The most important piece of UK legislation that needs to be repealed is the European Communities Act 1972 (ECA), which provides for the supremacy of EU law. Repealing the ECA will bring an end to the constitutional relationship that exists between EU and UK law. Moreover, the vast amounts of secondary legislation that have been passed with the objective and justification of implementing EU law would have to be considered by the Government.
Parliament has legislated to repeal the ECA with the European Union (Withdrawal) Act 2018, which will convert all existing EU-derived law into domestic law. The Government’s approach will allow the UK to decide over time what laws it wishes to retain and is intended to avoid the significant gaps and consequent uncertainty if all EU-derived law was repealed without replacement.
Commercially, even if the UK decided not to retain any EU law, companies looking to trade in the EU would nevertheless still be required to comply with EU laws such as EU competition rules, regulations and standards.
The UK will need to address EU provisions which regulate the relationship between EU Member States themselves or are based on reciprocity. Thought will also need to be given to the issues surrounding:
- legislation which relies on an EU Regulator or give jurisdiction to the CJEU;
- the numerous treaties which have been signed by the EU and are currently directly applicable in the UK by virtue of s2(1) of the European Communities Act; and
- the fact that references in EU laws to actions being taken within the EU will not cover actions taken within the UK.
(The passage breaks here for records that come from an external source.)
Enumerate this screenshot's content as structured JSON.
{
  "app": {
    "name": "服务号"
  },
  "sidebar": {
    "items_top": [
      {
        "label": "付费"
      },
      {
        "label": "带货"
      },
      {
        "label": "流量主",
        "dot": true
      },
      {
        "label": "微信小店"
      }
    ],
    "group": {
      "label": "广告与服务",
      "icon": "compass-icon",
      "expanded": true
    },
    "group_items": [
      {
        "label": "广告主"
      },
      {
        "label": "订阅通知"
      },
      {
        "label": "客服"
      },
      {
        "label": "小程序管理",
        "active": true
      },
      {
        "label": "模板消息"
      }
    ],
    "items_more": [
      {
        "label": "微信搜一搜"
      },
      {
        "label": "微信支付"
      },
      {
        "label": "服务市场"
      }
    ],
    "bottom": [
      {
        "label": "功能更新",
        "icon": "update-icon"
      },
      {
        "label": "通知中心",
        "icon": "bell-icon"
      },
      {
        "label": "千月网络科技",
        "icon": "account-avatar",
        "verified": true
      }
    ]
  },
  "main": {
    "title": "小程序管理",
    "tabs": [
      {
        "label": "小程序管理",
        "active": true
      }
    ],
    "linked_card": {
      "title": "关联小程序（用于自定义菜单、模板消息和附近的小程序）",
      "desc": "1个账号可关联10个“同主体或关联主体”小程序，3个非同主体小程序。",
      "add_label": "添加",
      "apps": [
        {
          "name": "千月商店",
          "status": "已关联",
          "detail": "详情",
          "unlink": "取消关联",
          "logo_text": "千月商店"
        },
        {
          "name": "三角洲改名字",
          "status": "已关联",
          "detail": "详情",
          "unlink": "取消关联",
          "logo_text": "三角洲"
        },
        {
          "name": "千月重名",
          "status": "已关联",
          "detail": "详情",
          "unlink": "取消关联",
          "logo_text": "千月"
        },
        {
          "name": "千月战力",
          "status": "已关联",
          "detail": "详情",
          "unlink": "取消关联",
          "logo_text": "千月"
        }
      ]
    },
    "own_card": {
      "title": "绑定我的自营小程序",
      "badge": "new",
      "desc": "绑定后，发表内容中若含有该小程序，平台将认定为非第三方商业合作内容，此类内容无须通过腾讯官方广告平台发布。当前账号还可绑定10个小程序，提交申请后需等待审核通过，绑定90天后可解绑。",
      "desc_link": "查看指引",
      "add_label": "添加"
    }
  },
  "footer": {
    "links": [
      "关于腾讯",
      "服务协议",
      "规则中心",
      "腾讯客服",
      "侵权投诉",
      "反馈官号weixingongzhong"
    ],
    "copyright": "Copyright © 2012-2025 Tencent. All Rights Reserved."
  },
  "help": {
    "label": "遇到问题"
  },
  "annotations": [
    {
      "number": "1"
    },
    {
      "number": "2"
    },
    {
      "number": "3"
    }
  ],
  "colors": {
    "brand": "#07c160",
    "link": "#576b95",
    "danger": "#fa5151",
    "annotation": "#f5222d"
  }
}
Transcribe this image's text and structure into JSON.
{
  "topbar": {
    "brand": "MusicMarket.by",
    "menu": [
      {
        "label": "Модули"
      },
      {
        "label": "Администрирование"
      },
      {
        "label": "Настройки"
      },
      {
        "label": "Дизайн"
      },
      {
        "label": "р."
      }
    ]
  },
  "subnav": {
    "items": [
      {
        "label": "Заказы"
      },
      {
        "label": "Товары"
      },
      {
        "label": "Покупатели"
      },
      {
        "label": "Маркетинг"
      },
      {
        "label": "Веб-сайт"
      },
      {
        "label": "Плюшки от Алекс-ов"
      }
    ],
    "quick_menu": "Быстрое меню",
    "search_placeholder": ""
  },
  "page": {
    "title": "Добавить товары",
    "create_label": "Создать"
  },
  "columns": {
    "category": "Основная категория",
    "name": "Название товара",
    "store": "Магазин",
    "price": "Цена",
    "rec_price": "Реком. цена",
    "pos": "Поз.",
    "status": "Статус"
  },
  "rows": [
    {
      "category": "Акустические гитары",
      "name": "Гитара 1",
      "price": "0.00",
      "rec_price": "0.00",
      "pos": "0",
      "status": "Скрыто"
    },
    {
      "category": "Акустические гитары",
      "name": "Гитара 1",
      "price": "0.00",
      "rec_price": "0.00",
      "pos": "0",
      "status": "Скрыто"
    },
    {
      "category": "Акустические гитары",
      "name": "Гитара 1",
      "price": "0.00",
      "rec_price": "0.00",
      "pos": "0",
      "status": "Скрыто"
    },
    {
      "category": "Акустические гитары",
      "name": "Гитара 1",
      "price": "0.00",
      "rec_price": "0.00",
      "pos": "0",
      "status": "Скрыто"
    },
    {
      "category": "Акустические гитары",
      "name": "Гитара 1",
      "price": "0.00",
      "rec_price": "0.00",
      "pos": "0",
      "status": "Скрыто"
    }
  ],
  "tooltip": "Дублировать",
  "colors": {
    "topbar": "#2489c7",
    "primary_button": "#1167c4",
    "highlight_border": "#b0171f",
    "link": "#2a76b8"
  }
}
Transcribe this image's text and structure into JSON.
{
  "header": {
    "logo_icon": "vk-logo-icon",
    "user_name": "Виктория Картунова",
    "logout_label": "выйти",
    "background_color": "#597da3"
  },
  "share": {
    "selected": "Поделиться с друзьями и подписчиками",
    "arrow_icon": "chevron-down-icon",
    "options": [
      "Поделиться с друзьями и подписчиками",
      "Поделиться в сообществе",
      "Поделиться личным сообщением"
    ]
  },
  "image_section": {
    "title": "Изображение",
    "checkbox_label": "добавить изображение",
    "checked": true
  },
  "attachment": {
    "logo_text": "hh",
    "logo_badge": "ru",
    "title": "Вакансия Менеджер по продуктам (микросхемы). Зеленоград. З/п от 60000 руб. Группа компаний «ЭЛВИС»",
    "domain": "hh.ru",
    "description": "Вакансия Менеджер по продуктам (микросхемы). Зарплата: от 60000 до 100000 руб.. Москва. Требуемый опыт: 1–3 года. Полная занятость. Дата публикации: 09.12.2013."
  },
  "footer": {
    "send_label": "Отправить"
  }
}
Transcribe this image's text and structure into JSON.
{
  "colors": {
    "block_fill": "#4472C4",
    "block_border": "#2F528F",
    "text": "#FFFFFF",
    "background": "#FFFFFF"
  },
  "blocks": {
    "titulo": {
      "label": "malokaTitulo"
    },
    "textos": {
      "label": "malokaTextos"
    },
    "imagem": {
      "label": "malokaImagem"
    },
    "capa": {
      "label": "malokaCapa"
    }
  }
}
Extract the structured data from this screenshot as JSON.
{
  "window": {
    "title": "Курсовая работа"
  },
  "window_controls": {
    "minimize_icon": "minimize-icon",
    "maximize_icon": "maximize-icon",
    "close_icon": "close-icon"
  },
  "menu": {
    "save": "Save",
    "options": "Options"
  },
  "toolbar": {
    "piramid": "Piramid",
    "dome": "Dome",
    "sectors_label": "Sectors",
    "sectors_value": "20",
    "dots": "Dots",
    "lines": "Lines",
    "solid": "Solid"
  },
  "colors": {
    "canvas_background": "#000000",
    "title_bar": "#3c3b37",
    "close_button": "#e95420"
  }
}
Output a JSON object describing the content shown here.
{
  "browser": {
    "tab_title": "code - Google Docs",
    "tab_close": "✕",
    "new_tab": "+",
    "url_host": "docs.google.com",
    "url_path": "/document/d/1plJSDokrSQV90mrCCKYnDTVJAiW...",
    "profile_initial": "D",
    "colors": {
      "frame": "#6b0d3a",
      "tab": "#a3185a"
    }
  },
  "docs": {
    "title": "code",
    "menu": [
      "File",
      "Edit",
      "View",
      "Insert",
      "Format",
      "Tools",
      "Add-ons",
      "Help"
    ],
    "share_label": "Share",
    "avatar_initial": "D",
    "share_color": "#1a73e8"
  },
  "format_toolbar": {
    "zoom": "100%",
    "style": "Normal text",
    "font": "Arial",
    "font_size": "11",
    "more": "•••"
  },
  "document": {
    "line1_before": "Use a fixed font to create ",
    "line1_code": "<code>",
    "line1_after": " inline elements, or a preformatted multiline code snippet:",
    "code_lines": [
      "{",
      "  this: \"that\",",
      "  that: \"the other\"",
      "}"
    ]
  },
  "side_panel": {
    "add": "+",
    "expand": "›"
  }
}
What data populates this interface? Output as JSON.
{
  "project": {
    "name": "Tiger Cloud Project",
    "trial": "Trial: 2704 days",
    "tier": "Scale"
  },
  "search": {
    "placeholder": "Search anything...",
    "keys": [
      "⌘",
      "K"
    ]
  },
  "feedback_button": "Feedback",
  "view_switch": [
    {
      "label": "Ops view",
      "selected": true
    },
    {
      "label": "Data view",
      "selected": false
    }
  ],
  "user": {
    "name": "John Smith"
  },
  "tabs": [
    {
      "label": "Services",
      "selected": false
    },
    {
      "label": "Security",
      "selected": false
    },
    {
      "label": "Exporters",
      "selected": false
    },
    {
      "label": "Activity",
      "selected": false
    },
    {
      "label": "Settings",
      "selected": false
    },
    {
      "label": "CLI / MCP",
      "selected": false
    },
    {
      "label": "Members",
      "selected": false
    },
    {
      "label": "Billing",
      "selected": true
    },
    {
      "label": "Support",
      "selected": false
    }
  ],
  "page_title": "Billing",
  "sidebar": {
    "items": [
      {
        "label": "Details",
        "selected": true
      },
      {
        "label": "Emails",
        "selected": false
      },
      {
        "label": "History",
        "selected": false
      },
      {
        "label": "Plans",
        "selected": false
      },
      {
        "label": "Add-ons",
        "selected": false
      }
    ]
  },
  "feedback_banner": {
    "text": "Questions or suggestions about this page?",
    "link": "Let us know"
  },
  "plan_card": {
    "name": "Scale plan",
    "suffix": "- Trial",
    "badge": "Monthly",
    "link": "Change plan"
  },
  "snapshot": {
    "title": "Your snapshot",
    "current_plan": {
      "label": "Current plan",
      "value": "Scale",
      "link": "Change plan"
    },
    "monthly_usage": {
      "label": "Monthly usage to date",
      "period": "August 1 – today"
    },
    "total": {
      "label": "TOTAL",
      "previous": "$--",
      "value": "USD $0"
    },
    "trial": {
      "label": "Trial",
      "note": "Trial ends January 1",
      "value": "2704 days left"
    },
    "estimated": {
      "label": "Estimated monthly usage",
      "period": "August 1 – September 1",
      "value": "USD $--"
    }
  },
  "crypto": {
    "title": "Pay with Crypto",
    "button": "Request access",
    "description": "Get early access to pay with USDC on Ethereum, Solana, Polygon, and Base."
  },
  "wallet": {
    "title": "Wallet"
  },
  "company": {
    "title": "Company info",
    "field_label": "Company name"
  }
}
The EU (Withdrawal) Act contains wide-ranging powers to amend EU-derived law by secondary legislation. In the Government’s view, these powers will give sufficient scope to correct or remove laws that would otherwise not function properly after Brexit, although the Government has sought to stress that the powers will not be able to be used to create ‘new policy’. For further details, please see our blog post.